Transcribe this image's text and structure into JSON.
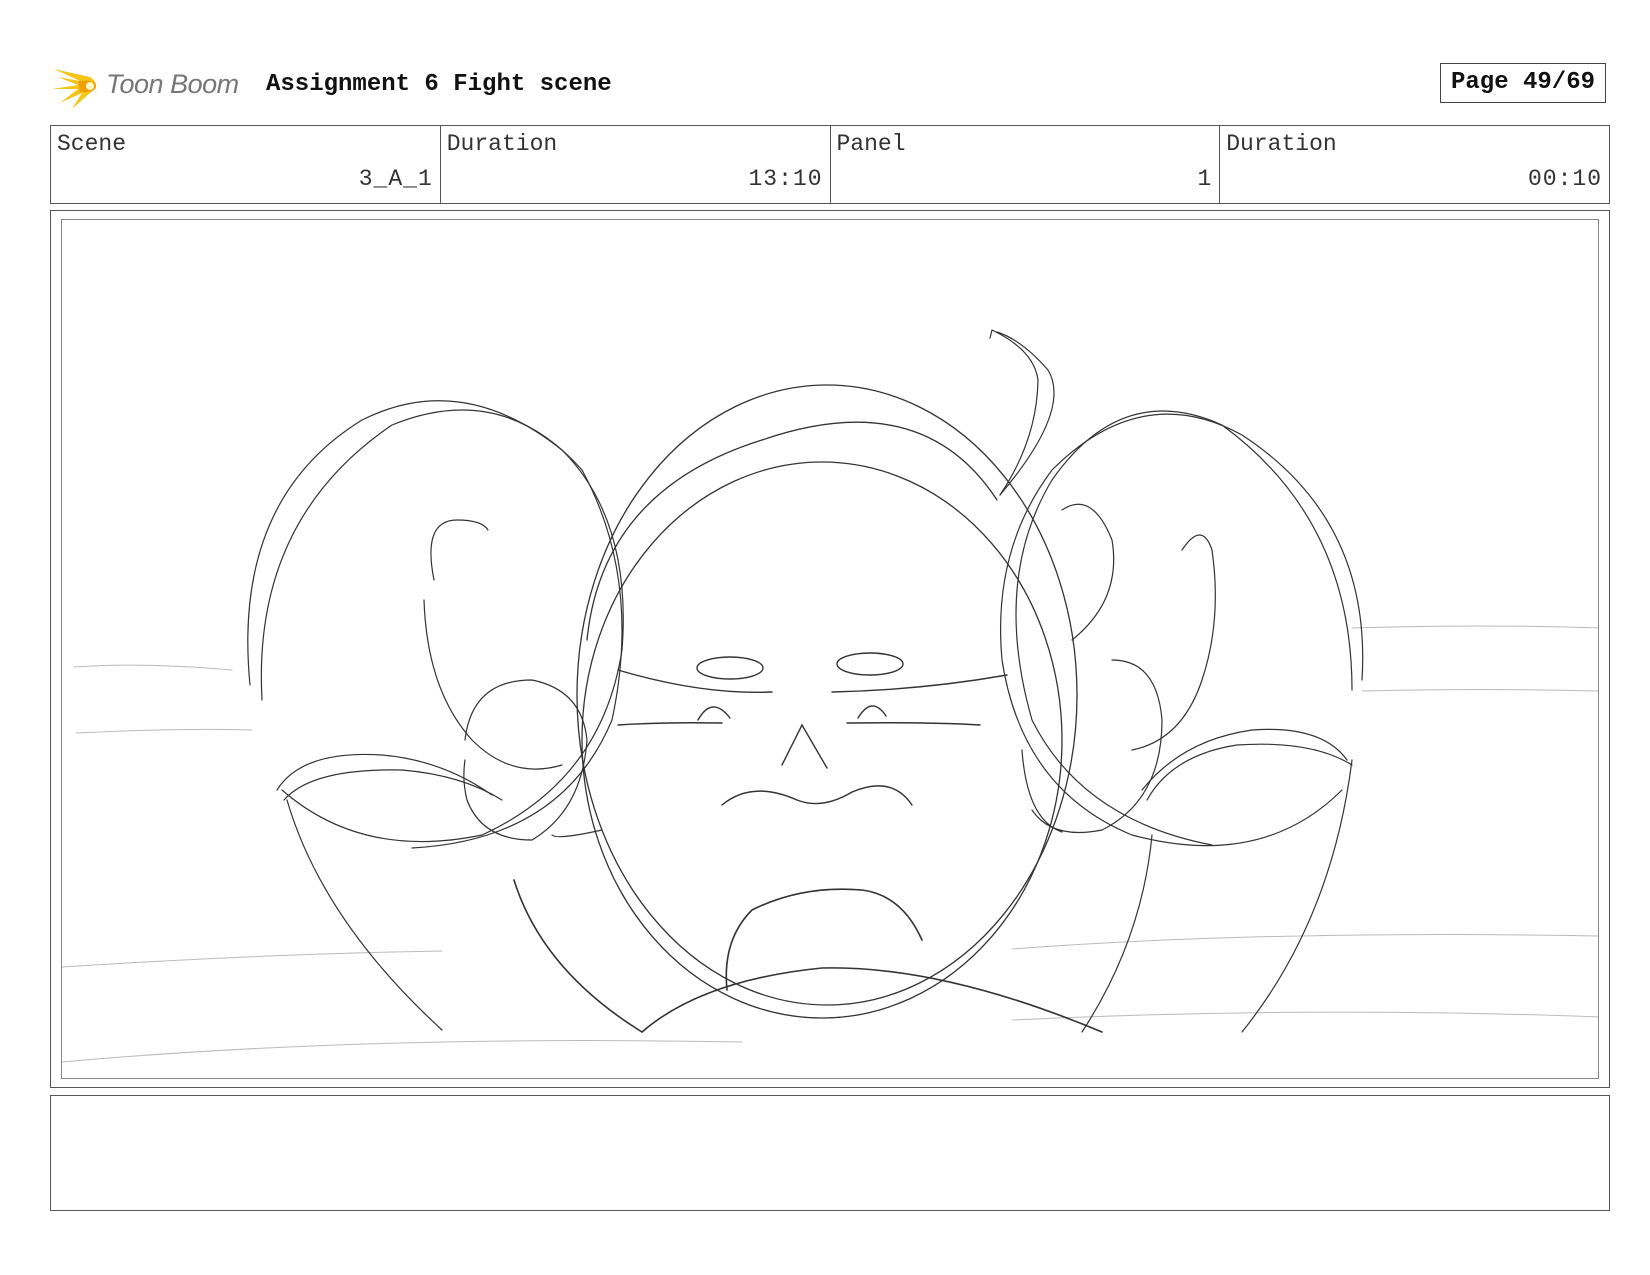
{
  "header": {
    "logo_text": "Toon Boom",
    "title": "Assignment 6 Fight scene",
    "page": "Page 49/69"
  },
  "info": {
    "scene_label": "Scene",
    "scene_value": "3_A_1",
    "scene_duration_label": "Duration",
    "scene_duration_value": "13:10",
    "panel_label": "Panel",
    "panel_value": "1",
    "panel_duration_label": "Duration",
    "panel_duration_value": "00:10"
  },
  "notes": {
    "text": ""
  },
  "colors": {
    "logo_yellow": "#f5c518",
    "logo_orange": "#f0a000",
    "sketch_line": "#333333",
    "border": "#555555"
  },
  "icons": {
    "logo": "toon-boom-starburst-icon"
  }
}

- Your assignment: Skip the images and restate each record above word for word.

- Output below:
Transcribe this image's text and structure into JSON.
{
  "header": {
    "logo_text": "Toon Boom",
    "title": "Assignment 6 Fight scene",
    "page": "Page 49/69"
  },
  "info": {
    "scene_label": "Scene",
    "scene_value": "3_A_1",
    "scene_duration_label": "Duration",
    "scene_duration_value": "13:10",
    "panel_label": "Panel",
    "panel_value": "1",
    "panel_duration_label": "Duration",
    "panel_duration_value": "00:10"
  },
  "notes": {
    "text": ""
  },
  "colors": {
    "logo_yellow": "#f5c518",
    "logo_orange": "#f0a000",
    "sketch_line": "#333333",
    "border": "#555555"
  },
  "icons": {
    "logo": "toon-boom-starburst-icon"
  }
}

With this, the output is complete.